**What is being asked:** Each line of the material that mentions the word "width" is to be copied.

START Input data

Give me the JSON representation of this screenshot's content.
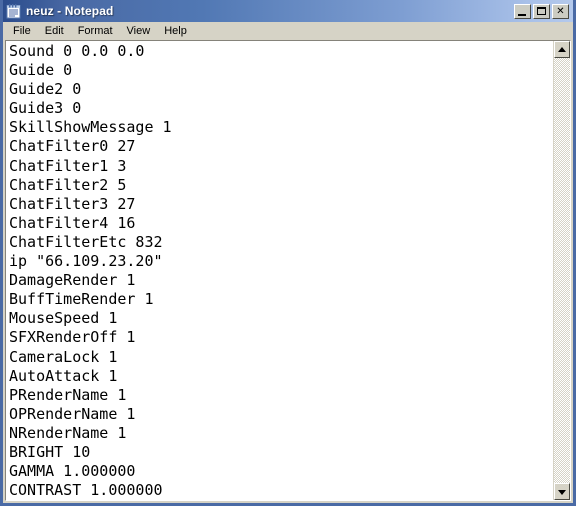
{
  "window": {
    "title": "neuz - Notepad",
    "icon": "notepad-icon",
    "accent_color": "#4a6aa5",
    "face_color": "#d6d3c6"
  },
  "titlebar_buttons": [
    {
      "name": "minimize",
      "label": ""
    },
    {
      "name": "maximize",
      "label": ""
    },
    {
      "name": "close",
      "label": "✕"
    }
  ],
  "menu": {
    "items": [
      {
        "label": "File"
      },
      {
        "label": "Edit"
      },
      {
        "label": "Format"
      },
      {
        "label": "View"
      },
      {
        "label": "Help"
      }
    ]
  },
  "editor": {
    "lines": [
      "Sound 0 0.0 0.0",
      "Guide 0",
      "Guide2 0",
      "Guide3 0",
      "SkillShowMessage 1",
      "ChatFilter0 27",
      "ChatFilter1 3",
      "ChatFilter2 5",
      "ChatFilter3 27",
      "ChatFilter4 16",
      "ChatFilterEtc 832",
      "ip \"66.109.23.20\"",
      "DamageRender 1",
      "BuffTimeRender 1",
      "MouseSpeed 1",
      "SFXRenderOff 1",
      "CameraLock 1",
      "AutoAttack 1",
      "PRenderName 1",
      "OPRenderName 1",
      "NRenderName 1",
      "BRIGHT 10",
      "GAMMA 1.000000",
      "CONTRAST 1.000000"
    ]
  },
  "scrollbar": {
    "up_arrow": "scroll-up-arrow",
    "down_arrow": "scroll-down-arrow"
  }
}
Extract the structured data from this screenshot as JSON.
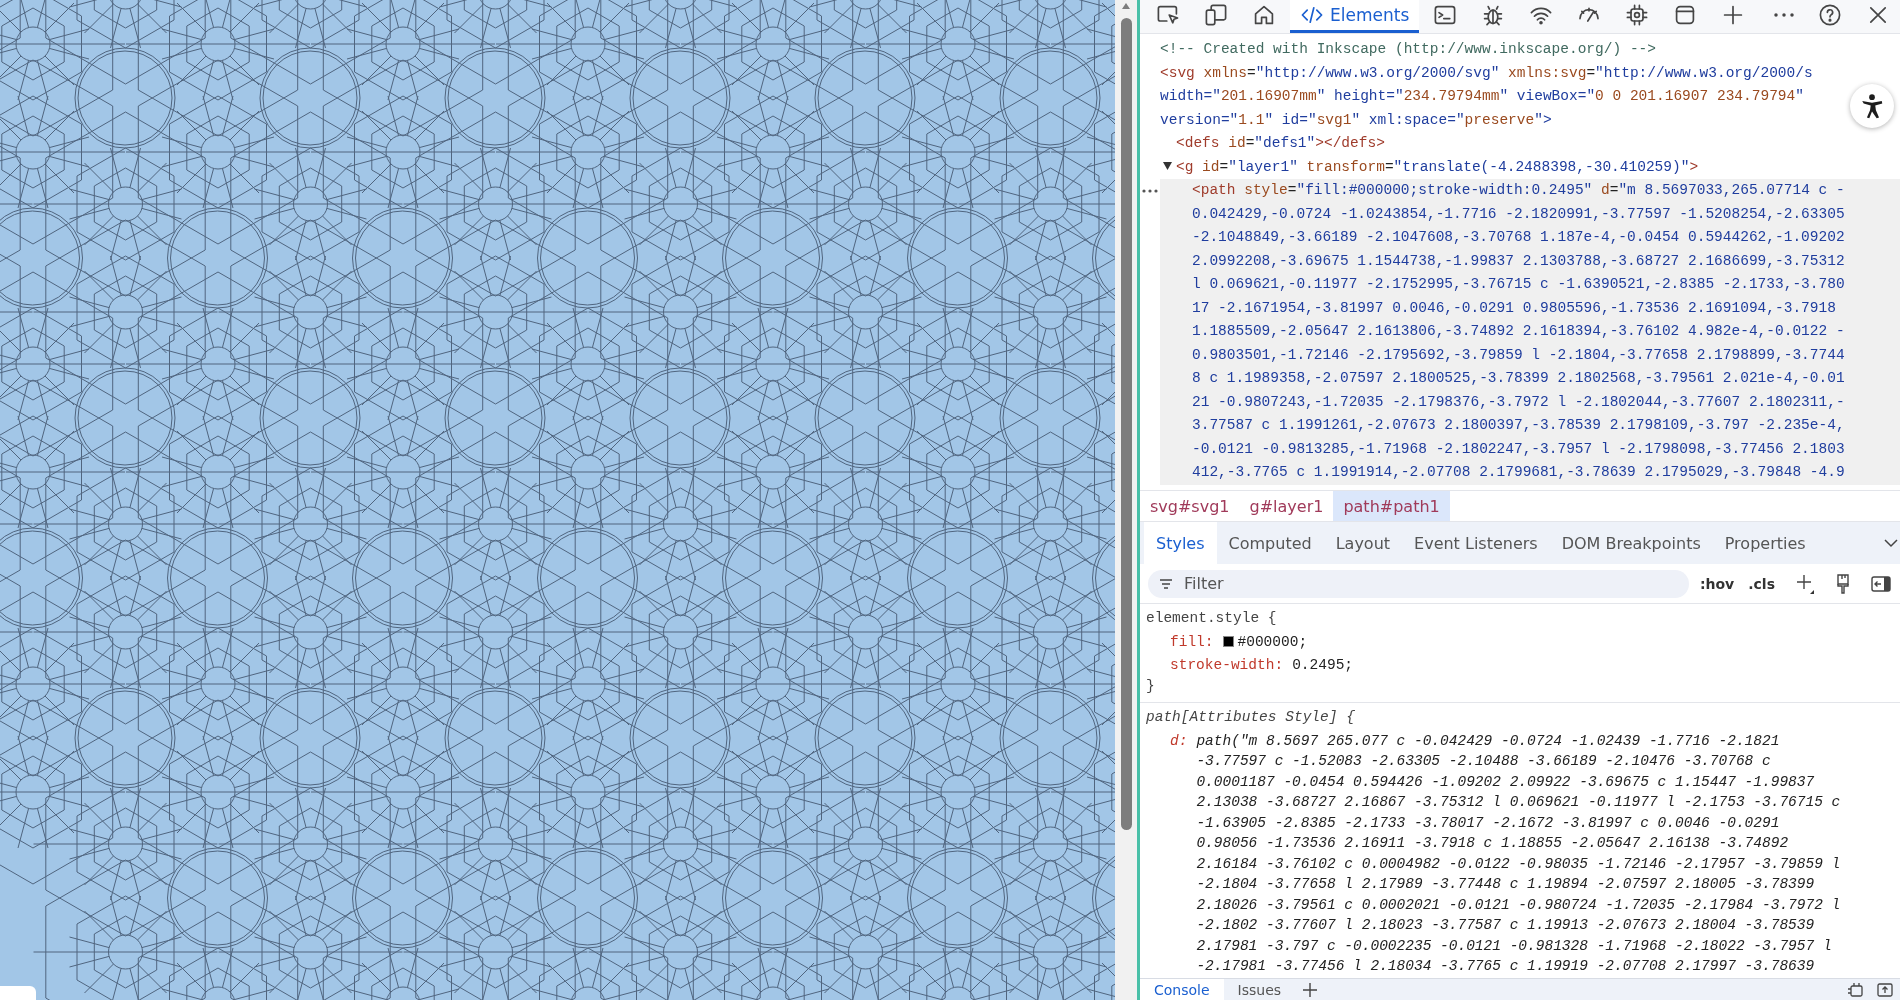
{
  "toolbar": {
    "tabs": [
      {
        "kind": "inspect",
        "selected": false
      },
      {
        "kind": "device",
        "selected": false
      },
      {
        "kind": "home",
        "selected": false
      },
      {
        "kind": "elements",
        "label": "Elements",
        "selected": true
      },
      {
        "kind": "console",
        "selected": false
      },
      {
        "kind": "bug",
        "selected": false
      },
      {
        "kind": "wifi",
        "selected": false
      },
      {
        "kind": "gauge",
        "selected": false
      },
      {
        "kind": "chip",
        "selected": false
      },
      {
        "kind": "window",
        "selected": false
      },
      {
        "kind": "plus",
        "selected": false
      }
    ],
    "actions": [
      {
        "kind": "more"
      },
      {
        "kind": "help"
      },
      {
        "kind": "close"
      }
    ]
  },
  "dom_tree": {
    "nodes": [
      {
        "kind": "comment",
        "selected": false,
        "lines": [
          "<!-- Created with Inkscape (http://www.inkscape.org/) -->"
        ]
      },
      {
        "kind": "tag",
        "selected": false,
        "lines": [
          "<svg xmlns=\"http://www.w3.org/2000/svg\" xmlns:svg=\"http://www.w3.org/2000/s",
          "width=\"201.16907mm\" height=\"234.79794mm\" viewBox=\"0 0 201.16907 234.79794\"",
          "version=\"1.1\" id=\"svg1\" xml:space=\"preserve\">"
        ],
        "children": [
          {
            "kind": "tag",
            "selected": false,
            "lines": [
              "<defs id=\"defs1\"></defs>"
            ]
          },
          {
            "kind": "tag",
            "selected": false,
            "expanded": true,
            "lines": [
              "<g id=\"layer1\" transform=\"translate(-4.2488398,-30.410259)\">"
            ],
            "children": [
              {
                "kind": "tag",
                "selected": true,
                "lines": [
                  "<path style=\"fill:#000000;stroke-width:0.2495\" d=\"m 8.5697033,265.07714 c -",
                  "0.042429,-0.0724 -1.0243854,-1.7716 -2.1820991,-3.77597 -1.5208254,-2.63305",
                  "-2.1048849,-3.66189 -2.1047608,-3.70768 1.187e-4,-0.0454 0.5944262,-1.09202",
                  "2.0992208,-3.69675 1.1544738,-1.99837 2.1303788,-3.68727 2.1686699,-3.75312",
                  "l 0.069621,-0.11977 -2.1752995,-3.76715 c -1.6390521,-2.8385 -2.1733,-3.780",
                  "17 -2.1671954,-3.81997 0.0046,-0.0291 0.9805596,-1.73536 2.1691094,-3.7918",
                  "1.1885509,-2.05647 2.1613806,-3.74892 2.1618394,-3.76102 4.982e-4,-0.0122 -",
                  "0.9803501,-1.72146 -2.1795692,-3.79859 l -2.1804,-3.77658 2.1798899,-3.7744",
                  "8 c 1.1989358,-2.07597 2.1800525,-3.78399 2.1802568,-3.79561 2.021e-4,-0.01",
                  "21 -0.9807243,-1.72035 -2.1798376,-3.7972 l -2.1802044,-3.77607 2.1802311,-",
                  "3.77587 c 1.1991261,-2.07673 2.1800397,-3.78539 2.1798109,-3.797 -2.235e-4,",
                  "-0.0121 -0.9813285,-1.71968 -2.1802247,-3.7957 l -2.1798098,-3.77456 2.1803",
                  "412,-3.7765 c 1.1991914,-2.07708 2.1799681,-3.78639 2.1795029,-3.79848 -4.9"
                ]
              }
            ]
          }
        ]
      }
    ]
  },
  "breadcrumbs": [
    {
      "label": "svg#svg1",
      "selected": false
    },
    {
      "label": "g#layer1",
      "selected": false
    },
    {
      "label": "path#path1",
      "selected": true
    }
  ],
  "sidebar_tabs": [
    {
      "label": "Styles",
      "selected": true
    },
    {
      "label": "Computed",
      "selected": false
    },
    {
      "label": "Layout",
      "selected": false
    },
    {
      "label": "Event Listeners",
      "selected": false
    },
    {
      "label": "DOM Breakpoints",
      "selected": false
    },
    {
      "label": "Properties",
      "selected": false
    }
  ],
  "filter": {
    "placeholder": "Filter",
    "buttons": [
      ":hov",
      ".cls"
    ]
  },
  "rules": [
    {
      "kind": "inline",
      "selector": "element.style {",
      "declarations": [
        {
          "property": "fill:",
          "value_lines": [
            "#000000;"
          ],
          "color": "#000000"
        },
        {
          "property": "stroke-width:",
          "value_lines": [
            "0.2495;"
          ]
        }
      ],
      "close": "}"
    },
    {
      "kind": "attributes",
      "selector": "path[Attributes Style] {",
      "declarations": [
        {
          "property": "d:",
          "value_lines": [
            "path(\"m 8.5697 265.077 c -0.042429 -0.0724 -1.02439 -1.7716 -2.1821",
            "-3.77597 c -1.52083 -2.63305 -2.10488 -3.66189 -2.10476 -3.70768 c",
            "0.0001187 -0.0454 0.594426 -1.09202 2.09922 -3.69675 c 1.15447 -1.99837",
            "2.13038 -3.68727 2.16867 -3.75312 l 0.069621 -0.11977 l -2.1753 -3.76715 c",
            "-1.63905 -2.8385 -2.1733 -3.78017 -2.1672 -3.81997 c 0.0046 -0.0291",
            "0.98056 -1.73536 2.16911 -3.7918 c 1.18855 -2.05647 2.16138 -3.74892",
            "2.16184 -3.76102 c 0.0004982 -0.0122 -0.98035 -1.72146 -2.17957 -3.79859 l",
            "-2.1804 -3.77658 l 2.17989 -3.77448 c 1.19894 -2.07597 2.18005 -3.78399",
            "2.18026 -3.79561 c 0.0002021 -0.0121 -0.980724 -1.72035 -2.17984 -3.7972 l",
            "-2.1802 -3.77607 l 2.18023 -3.77587 c 1.19913 -2.07673 2.18004 -3.78539",
            "2.17981 -3.797 c -0.0002235 -0.0121 -0.981328 -1.71968 -2.18022 -3.7957 l",
            "-2.17981 -3.77456 l 2.18034 -3.7765 c 1.19919 -2.07708 2.17997 -3.78639"
          ]
        }
      ]
    }
  ],
  "drawer": {
    "tabs": [
      {
        "label": "Console",
        "selected": true
      },
      {
        "label": "Issues",
        "selected": false
      }
    ]
  }
}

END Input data

**Reply to the exercise:**
          "width=\"201.16907mm\" height=\"234.79794mm\" viewBox=\"0 0 201.16907 234.79794\"",
                  "<path style=\"fill:#000000;stroke-width:0.2495\" d=\"m 8.5697033,265.07714 c -",
          "property": "stroke-width:",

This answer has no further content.